TUKWILA, Wash.— It would be an understatement to say the past few weeks have been a whirlwind for Gustav Svensson.
The midfielder has been away from the Seattle Sounders for most of the summer representing his native Sweden at the 2018 World Cup in Russia, where he helped spearhead his country’s run to the quarterfinals. After Sweden were knocked out with a 2-0 defeat to England, Svensson took a couple days to recalibrate before flying back stateside and meeting the Sounders in Atlanta for their 1-1 draw against Atlanta United on Sunday, where he made his first MLS appearance since May 13 as a second-half substitute.
On Tuesday, Svensson was finally back on the training ground with the Sounders at Starfire Sports Complex, where he spoke with reporters since the first time since he departed for Russia.
“I was empty on emotions a couple of days after [the World Cup],” Svensson said. “But I had to fly back to Atlanta so I had to find motivation again, find focus and energy. I had to. It’s my job, I have to be a professional, I have to make sure I’m 100 percent again. And I think I did that.”
Svensson and the Swedes weren’t the trendiest of picks to make a substantial run in this summer’s tournament.
They had already surpassed many expectations just by qualifying, which they did by knocking off mighty Italy in a two-leg playoff. But they managed to ride their blueprint of lockdown defense and an opportunistic offense through the group stage all the way to the World Cup quarters – a run that included a 3-0 victory over Mexico and a dramatic 1-0 triumph over Switzerland.
They also went toe-to-toe with powerhouse Germany before Toni Kroos scored one of the highlight-reel goals of the tournament off a late free kick to give the Germans a 2-1 victory. Svensson has admitted in the past that he thought his time with the national team was probably over when he signed with Seattle before last season, but by the time it was said and done, he ended up as the longest-lasting MLS player in the entire tournament.
“This summer has been great for Sweden,” he said. “Everyone is just loving soccer again. It’s been a while since we qualified for the World Cup, so doing that and going forward in the group and doing well, everyone is just talking about soccer again and loving soccer so it’s just great to be a part of that.
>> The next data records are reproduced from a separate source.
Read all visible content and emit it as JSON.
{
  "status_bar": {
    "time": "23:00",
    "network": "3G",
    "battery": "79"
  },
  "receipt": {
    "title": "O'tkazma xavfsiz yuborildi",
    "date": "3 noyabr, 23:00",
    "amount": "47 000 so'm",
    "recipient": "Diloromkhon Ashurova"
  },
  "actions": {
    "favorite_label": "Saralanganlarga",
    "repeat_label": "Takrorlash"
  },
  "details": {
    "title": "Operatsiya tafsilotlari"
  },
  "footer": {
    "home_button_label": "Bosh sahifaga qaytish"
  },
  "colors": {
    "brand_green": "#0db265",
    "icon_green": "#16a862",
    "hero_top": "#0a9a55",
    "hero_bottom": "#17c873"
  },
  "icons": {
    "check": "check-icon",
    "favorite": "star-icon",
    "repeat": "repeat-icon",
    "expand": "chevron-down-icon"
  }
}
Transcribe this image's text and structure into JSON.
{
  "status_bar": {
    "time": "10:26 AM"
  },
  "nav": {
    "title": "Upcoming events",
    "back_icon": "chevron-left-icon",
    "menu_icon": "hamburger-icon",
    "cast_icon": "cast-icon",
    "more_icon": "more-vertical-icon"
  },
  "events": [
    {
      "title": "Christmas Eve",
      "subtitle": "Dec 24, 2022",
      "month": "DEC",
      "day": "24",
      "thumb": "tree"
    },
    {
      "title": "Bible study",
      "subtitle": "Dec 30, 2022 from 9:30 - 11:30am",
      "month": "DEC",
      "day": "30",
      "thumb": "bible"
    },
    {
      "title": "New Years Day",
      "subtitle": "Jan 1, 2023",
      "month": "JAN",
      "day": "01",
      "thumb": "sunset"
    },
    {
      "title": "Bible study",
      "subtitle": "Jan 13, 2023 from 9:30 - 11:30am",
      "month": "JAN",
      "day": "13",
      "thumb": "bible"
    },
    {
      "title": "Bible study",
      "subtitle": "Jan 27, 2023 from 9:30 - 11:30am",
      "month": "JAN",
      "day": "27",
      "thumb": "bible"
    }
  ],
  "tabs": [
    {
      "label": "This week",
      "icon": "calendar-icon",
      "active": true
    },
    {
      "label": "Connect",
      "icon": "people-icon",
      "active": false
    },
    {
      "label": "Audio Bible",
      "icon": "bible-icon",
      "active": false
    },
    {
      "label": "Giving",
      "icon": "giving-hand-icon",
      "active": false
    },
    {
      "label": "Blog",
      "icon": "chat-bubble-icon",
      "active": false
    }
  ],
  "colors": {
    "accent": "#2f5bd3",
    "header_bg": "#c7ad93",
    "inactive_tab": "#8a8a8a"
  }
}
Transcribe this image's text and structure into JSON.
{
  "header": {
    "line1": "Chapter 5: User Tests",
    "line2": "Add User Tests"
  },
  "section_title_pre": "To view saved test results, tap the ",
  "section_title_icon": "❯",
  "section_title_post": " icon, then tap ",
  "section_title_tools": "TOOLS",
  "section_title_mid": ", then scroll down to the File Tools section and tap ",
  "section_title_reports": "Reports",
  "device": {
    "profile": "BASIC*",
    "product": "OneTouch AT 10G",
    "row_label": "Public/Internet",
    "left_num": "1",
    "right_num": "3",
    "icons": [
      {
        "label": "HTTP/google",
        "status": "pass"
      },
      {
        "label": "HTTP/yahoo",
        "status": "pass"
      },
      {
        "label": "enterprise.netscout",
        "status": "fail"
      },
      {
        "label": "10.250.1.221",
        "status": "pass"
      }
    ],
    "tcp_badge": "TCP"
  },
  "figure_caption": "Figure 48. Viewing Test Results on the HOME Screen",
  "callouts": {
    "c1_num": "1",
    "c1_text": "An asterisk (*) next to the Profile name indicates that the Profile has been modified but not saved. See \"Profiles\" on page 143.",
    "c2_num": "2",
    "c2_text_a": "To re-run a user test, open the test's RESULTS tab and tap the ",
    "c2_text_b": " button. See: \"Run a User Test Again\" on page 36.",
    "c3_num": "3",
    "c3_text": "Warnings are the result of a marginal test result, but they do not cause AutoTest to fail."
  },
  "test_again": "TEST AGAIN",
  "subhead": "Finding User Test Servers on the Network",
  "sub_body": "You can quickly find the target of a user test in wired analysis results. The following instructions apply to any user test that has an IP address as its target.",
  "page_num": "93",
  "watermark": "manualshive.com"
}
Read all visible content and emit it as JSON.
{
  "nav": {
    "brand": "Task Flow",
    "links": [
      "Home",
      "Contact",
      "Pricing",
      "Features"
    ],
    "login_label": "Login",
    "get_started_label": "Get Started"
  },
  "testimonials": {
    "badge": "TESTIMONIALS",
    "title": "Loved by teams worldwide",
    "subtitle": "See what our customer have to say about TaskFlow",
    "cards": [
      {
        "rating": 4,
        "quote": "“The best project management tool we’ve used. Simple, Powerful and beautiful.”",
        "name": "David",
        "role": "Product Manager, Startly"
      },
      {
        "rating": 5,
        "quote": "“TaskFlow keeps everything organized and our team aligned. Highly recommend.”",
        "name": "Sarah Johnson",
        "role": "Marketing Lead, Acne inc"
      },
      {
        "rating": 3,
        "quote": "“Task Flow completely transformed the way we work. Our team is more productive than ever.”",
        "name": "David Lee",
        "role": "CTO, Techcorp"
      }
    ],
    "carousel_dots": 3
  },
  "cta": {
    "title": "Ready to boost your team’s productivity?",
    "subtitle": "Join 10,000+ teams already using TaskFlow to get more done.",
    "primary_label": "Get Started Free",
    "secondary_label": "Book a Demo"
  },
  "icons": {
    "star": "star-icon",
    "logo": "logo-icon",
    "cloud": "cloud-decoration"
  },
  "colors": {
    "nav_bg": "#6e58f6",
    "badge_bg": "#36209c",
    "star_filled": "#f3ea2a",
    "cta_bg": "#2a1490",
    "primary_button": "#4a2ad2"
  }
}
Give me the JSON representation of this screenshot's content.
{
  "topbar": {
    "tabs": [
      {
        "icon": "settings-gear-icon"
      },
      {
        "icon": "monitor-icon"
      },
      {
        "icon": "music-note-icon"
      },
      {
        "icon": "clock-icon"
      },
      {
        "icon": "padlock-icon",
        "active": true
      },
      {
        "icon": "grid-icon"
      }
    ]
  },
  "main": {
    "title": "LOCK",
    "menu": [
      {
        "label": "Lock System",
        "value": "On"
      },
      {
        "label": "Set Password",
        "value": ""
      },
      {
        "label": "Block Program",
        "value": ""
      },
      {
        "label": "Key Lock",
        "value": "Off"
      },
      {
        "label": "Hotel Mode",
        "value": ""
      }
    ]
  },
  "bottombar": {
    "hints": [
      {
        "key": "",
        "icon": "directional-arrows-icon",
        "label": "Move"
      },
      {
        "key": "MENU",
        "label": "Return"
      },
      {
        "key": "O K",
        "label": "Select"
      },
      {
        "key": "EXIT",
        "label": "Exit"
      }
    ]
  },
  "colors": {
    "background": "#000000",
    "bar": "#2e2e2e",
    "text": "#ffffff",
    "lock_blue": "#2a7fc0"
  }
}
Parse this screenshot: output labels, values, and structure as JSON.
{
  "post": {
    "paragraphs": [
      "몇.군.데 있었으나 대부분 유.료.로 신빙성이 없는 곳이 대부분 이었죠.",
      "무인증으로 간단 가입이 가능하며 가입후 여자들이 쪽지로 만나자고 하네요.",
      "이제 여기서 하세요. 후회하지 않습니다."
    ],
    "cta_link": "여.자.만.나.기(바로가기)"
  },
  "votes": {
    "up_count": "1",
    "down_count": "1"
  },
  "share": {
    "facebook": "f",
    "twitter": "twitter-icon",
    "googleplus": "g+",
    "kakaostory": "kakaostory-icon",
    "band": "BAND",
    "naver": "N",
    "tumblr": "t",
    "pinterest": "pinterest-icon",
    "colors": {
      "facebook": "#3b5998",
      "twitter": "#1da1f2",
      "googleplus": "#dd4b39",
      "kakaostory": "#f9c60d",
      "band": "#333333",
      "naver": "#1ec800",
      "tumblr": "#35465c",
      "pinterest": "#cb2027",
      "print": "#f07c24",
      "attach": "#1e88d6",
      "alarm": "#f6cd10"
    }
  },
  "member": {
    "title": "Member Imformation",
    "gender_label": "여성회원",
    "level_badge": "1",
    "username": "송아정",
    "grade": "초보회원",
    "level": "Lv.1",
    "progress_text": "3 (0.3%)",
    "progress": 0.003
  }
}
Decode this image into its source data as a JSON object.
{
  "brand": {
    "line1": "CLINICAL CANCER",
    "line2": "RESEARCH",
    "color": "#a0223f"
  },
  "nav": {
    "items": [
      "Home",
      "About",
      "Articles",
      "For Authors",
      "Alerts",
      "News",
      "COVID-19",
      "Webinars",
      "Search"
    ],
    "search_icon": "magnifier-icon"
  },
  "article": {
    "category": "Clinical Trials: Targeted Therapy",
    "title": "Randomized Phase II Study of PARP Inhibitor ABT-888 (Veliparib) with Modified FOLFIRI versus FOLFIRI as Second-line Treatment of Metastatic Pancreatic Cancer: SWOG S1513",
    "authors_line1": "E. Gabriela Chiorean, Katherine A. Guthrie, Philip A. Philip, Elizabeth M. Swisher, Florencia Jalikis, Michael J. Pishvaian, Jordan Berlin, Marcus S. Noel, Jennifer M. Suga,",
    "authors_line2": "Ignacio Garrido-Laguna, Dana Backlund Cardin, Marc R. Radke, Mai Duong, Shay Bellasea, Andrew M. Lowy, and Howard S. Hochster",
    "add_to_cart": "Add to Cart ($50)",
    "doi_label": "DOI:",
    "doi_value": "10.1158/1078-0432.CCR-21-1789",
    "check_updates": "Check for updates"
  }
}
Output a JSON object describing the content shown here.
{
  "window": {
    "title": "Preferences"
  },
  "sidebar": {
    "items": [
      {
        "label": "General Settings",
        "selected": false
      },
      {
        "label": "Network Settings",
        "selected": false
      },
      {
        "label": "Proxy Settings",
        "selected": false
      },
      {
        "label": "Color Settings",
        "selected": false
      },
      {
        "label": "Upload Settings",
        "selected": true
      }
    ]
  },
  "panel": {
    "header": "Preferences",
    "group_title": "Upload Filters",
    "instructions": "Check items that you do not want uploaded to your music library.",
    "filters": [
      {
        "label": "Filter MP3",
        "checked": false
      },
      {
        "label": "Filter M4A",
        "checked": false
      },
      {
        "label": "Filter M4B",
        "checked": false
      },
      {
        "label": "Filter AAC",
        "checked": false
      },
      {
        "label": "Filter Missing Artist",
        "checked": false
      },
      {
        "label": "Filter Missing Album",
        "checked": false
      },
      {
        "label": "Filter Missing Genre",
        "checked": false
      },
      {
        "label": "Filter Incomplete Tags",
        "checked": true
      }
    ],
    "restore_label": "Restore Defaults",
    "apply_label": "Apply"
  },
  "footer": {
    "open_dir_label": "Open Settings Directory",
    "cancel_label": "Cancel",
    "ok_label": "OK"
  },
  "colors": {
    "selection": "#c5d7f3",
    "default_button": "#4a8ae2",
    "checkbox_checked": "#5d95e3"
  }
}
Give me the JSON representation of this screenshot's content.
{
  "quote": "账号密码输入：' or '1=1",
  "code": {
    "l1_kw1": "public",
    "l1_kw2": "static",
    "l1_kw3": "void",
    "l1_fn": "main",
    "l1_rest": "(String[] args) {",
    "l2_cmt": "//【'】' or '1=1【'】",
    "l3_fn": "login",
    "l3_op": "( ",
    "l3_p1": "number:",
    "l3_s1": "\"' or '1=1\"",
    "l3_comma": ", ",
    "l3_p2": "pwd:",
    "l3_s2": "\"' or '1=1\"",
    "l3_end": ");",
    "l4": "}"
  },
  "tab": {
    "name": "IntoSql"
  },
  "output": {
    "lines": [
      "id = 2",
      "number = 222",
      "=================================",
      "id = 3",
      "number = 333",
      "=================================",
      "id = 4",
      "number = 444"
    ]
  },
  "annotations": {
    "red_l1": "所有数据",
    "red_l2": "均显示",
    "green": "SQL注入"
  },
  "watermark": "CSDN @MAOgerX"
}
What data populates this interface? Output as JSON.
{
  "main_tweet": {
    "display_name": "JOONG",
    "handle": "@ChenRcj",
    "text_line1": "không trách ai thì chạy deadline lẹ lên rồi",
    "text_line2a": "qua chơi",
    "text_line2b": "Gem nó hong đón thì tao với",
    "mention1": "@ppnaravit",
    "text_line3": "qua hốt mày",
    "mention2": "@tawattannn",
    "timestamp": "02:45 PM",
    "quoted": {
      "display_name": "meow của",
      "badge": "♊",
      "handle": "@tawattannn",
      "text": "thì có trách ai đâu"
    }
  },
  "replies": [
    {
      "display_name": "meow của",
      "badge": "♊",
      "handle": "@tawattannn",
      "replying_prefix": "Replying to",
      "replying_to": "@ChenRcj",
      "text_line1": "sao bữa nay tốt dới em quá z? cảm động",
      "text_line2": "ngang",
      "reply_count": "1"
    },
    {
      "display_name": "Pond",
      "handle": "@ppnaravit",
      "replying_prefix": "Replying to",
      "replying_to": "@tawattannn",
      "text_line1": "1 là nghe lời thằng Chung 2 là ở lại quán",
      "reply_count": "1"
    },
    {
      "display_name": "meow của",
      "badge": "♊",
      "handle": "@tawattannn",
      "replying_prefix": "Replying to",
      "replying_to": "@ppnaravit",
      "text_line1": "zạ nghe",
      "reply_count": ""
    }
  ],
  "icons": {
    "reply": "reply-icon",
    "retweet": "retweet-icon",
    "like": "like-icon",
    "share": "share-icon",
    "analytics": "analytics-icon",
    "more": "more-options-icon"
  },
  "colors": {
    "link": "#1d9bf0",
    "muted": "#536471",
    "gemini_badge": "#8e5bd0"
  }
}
“It’s a bit weird to say, but for some reason it’s just soccer,” he added. “When you enter the pitch, it’s just a game like any other. It’s more before or after the game where you realize how big it is. But when you’re on the pitch fighting for your teammates and your country, it’s just the same game as the last one.”
Now, the challenge will be re-acclimating to league play coming off what is always a physically and emotionally draining tournament.
“You just have to try to adapt again to the Sounders and to MLS,” Svensson said. “You have to try to get the momentum and the flow and, hopefully, win a couple of games now. It’s hard to compare the World Cup and the league. It’s two different things. But you have to try to be a professional and do your best in the league now.”
As for any advice he had for his younger teammates upon returning for the world’s biggest stage, the dry-humored Svensson responded in his customary fashion.
“If an old man like me can make the World Cup, anyone can,” he said. “Keep working hard and hopefully I can help them to realize that everything’s possible. You don’t have to be the best soccer player in the world but you can still do great things."